There have been many books written on the Craft over the last 50 years. Some of the first were published by those characters we call the founders of modern Wicca, such as Gerald Gardner, Doreen Valiente, and Ray Buckland. Since then, witches who have initiated themselves from books, without any formal initiation through a lineaged coven, have formed many covens. There is certainly nothing wrong with this process – and by writing these books, our founders themselves provided the material for this process to happen. However by the original laws, if you were not initiated by one of Gardner’s students, or indeed Gardner himself, then you were not actually ‘Wiccan’. This view has now become outdated, as the practice has expanded and the word ‘Wicca’ has grown to define a religion open to all; although, many traditional Wiccans still hold this view.
Whilst I am trained in traditional Wicca, I have also been involved in working with the Egyptian mysteries, the Old Craft, and other forms of magic and ceremony, which are very separate to Wicca. So, I describe my practice simply as Initiatory Witchcraft, which encompasses the many ritual practices of Paganism and modern witchcraft whilst incorporating much of the structure of Wicca. I believe this removes limitations that may be set by following one path alone, and allows the person to grow.

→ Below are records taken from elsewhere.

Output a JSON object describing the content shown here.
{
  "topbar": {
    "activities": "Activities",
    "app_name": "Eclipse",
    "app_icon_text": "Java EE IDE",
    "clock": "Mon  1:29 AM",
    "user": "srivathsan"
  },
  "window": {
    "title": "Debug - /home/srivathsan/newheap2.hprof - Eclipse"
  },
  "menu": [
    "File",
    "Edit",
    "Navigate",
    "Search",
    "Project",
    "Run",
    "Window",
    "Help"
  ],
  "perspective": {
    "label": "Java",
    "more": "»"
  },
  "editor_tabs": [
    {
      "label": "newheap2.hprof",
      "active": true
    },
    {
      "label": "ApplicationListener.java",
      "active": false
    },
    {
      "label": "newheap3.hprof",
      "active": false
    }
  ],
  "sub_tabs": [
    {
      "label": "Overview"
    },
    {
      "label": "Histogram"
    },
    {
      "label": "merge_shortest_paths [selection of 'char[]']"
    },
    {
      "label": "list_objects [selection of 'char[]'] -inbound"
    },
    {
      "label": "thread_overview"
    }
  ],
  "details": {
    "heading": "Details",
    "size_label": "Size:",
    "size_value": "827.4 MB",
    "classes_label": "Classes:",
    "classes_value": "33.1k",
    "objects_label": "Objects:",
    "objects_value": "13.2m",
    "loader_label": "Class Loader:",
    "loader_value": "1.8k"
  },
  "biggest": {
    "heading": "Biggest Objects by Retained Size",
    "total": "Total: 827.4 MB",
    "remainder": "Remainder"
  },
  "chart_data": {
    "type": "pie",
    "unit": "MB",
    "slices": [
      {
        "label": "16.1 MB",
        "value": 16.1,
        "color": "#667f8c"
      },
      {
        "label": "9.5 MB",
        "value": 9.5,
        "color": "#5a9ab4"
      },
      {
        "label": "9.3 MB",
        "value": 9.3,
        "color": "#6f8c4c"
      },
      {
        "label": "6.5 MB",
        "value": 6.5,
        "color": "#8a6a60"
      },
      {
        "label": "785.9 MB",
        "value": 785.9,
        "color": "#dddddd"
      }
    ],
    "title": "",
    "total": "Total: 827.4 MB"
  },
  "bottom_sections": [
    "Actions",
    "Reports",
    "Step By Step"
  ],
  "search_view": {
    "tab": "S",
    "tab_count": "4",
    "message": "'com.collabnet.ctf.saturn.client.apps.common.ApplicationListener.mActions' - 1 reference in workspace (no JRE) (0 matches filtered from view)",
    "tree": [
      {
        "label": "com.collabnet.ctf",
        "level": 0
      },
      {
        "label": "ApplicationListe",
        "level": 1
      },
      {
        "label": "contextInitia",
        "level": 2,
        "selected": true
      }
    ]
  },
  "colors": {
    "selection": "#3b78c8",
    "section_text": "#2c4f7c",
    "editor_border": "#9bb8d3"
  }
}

The aim of my essay today is to first give an introduction to modern witchcraft and Wicca, and briefly discuss my views on some of the practices. I also want to speak about some of the misconceptions of the Craft, and also discuss the future of the Craft, as both a religion and a practice…